◆ INFORMATION GIVEN
*** Begin section ***
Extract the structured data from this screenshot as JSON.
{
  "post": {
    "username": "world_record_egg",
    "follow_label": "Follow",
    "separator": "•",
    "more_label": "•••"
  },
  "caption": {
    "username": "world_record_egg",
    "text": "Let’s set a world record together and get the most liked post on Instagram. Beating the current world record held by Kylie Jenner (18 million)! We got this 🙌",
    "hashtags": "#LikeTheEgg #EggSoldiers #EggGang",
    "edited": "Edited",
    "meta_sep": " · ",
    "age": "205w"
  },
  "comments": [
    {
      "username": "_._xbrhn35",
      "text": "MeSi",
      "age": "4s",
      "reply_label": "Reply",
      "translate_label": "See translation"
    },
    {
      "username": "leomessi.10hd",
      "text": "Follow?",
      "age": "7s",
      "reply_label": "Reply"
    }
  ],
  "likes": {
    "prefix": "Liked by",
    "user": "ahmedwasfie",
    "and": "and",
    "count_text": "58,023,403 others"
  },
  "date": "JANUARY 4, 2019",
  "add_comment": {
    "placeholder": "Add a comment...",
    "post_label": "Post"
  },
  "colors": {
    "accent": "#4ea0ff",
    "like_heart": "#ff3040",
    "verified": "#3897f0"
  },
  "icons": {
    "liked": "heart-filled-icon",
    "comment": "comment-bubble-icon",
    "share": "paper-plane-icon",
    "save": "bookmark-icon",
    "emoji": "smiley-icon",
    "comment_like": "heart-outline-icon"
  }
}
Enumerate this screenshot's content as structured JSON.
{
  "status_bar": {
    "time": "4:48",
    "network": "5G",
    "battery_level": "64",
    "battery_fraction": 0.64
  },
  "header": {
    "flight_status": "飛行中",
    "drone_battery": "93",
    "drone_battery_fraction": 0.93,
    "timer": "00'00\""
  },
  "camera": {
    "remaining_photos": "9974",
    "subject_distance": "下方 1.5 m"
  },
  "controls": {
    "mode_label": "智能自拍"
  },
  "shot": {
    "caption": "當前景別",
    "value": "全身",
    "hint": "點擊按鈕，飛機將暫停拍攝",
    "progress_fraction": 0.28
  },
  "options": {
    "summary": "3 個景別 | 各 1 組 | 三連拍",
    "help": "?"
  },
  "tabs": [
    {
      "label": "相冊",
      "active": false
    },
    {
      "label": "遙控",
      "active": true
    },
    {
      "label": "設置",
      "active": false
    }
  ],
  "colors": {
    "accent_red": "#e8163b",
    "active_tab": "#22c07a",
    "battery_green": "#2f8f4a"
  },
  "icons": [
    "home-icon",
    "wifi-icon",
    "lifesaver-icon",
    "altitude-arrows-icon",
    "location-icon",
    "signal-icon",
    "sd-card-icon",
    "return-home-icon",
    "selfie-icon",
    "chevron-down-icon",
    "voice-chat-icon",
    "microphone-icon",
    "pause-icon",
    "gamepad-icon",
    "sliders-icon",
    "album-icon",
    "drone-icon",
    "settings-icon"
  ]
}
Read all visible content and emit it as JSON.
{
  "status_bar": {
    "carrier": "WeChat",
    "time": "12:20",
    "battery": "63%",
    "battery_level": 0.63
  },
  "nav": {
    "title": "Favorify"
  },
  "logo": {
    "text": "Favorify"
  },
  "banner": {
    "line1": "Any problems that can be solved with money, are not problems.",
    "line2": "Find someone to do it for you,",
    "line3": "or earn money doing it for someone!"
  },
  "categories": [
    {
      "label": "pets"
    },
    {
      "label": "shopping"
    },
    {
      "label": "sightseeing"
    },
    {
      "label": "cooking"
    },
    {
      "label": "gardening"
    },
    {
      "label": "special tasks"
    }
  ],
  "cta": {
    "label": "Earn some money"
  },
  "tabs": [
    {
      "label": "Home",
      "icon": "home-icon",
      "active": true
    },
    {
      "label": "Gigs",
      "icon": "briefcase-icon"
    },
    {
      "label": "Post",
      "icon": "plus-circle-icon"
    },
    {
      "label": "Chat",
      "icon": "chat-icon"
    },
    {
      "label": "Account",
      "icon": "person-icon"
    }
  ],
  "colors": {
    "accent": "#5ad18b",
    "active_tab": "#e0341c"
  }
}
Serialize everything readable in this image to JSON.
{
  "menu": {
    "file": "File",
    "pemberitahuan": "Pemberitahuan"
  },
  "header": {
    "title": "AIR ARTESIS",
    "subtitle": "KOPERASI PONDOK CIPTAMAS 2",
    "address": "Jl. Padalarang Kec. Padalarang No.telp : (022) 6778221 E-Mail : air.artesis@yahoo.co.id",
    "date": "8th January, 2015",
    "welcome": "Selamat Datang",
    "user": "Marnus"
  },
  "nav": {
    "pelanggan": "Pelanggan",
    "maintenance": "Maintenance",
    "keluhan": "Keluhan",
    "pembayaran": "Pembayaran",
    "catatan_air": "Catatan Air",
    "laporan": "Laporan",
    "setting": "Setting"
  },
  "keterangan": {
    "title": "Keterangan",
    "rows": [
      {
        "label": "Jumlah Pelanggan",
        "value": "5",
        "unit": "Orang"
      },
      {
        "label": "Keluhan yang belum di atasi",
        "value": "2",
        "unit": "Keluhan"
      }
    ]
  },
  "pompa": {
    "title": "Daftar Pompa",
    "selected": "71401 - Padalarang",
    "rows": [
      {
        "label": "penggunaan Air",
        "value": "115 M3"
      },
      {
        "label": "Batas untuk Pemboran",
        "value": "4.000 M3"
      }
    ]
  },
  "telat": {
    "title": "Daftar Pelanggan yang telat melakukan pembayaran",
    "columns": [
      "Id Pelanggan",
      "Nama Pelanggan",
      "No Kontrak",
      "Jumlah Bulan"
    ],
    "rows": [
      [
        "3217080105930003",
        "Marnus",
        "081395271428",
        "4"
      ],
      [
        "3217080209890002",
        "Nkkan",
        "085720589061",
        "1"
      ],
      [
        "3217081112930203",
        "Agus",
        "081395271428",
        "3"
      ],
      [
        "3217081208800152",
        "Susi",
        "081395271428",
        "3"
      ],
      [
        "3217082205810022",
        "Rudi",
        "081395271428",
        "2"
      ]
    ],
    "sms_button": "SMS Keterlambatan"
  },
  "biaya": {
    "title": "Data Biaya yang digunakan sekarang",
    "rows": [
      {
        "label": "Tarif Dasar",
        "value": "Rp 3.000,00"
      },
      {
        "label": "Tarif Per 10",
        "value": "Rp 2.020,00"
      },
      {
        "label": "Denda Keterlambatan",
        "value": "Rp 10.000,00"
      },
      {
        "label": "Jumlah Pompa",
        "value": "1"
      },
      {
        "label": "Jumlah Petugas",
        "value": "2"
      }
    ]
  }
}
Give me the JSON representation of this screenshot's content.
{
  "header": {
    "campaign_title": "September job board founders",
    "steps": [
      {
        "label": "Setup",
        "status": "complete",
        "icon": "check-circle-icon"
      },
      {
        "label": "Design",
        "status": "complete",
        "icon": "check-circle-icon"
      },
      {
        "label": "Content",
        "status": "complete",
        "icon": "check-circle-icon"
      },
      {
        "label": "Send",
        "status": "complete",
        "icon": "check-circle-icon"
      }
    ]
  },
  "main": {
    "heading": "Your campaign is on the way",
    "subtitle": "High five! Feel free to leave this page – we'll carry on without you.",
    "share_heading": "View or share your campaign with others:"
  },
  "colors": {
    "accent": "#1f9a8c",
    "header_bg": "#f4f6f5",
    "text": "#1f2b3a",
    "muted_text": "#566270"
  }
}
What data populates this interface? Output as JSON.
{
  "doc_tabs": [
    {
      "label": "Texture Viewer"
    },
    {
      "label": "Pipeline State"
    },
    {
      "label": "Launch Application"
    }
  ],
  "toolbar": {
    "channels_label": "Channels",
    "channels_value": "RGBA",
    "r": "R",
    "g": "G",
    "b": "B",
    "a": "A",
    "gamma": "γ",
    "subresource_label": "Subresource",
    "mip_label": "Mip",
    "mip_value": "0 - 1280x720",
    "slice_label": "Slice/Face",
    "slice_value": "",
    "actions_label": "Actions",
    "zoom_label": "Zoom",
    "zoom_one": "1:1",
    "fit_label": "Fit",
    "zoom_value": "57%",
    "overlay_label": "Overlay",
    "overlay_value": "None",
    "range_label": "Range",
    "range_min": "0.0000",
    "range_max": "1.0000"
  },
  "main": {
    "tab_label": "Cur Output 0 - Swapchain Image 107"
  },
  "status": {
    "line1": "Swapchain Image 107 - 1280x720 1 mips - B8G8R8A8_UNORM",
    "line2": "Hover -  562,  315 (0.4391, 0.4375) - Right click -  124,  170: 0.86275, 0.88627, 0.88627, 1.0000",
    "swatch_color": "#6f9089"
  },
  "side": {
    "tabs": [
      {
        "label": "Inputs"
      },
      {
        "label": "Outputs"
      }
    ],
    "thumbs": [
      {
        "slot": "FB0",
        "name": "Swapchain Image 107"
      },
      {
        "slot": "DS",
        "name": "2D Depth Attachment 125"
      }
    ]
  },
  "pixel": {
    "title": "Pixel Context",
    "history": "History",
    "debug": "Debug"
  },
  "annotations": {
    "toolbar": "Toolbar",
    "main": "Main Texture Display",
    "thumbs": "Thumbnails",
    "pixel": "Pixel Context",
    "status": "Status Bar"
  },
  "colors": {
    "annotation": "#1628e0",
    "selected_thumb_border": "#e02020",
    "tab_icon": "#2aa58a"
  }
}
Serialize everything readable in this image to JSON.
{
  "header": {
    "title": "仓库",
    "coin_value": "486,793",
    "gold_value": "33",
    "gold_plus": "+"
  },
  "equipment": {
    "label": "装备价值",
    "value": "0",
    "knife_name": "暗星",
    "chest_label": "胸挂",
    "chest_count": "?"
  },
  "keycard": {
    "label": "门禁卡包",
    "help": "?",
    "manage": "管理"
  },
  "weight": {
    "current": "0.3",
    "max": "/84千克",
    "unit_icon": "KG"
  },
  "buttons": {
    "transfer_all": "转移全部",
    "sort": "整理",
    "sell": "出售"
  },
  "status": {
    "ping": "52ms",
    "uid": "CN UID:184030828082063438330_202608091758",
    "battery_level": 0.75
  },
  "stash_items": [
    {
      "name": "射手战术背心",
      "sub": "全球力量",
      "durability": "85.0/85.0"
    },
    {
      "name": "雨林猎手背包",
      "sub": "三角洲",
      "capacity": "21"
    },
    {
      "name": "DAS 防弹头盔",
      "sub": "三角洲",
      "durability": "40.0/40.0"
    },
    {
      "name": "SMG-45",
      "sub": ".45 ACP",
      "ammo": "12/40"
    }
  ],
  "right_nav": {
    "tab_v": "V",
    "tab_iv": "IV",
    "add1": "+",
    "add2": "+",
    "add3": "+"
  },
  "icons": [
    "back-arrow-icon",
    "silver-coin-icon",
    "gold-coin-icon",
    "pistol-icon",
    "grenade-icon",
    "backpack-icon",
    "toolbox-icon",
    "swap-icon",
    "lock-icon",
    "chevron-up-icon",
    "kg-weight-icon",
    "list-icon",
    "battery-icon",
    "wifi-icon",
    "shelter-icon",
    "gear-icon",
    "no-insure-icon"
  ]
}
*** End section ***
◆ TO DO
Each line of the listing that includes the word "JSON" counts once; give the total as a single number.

◆ WRITTEN RESPONSE
7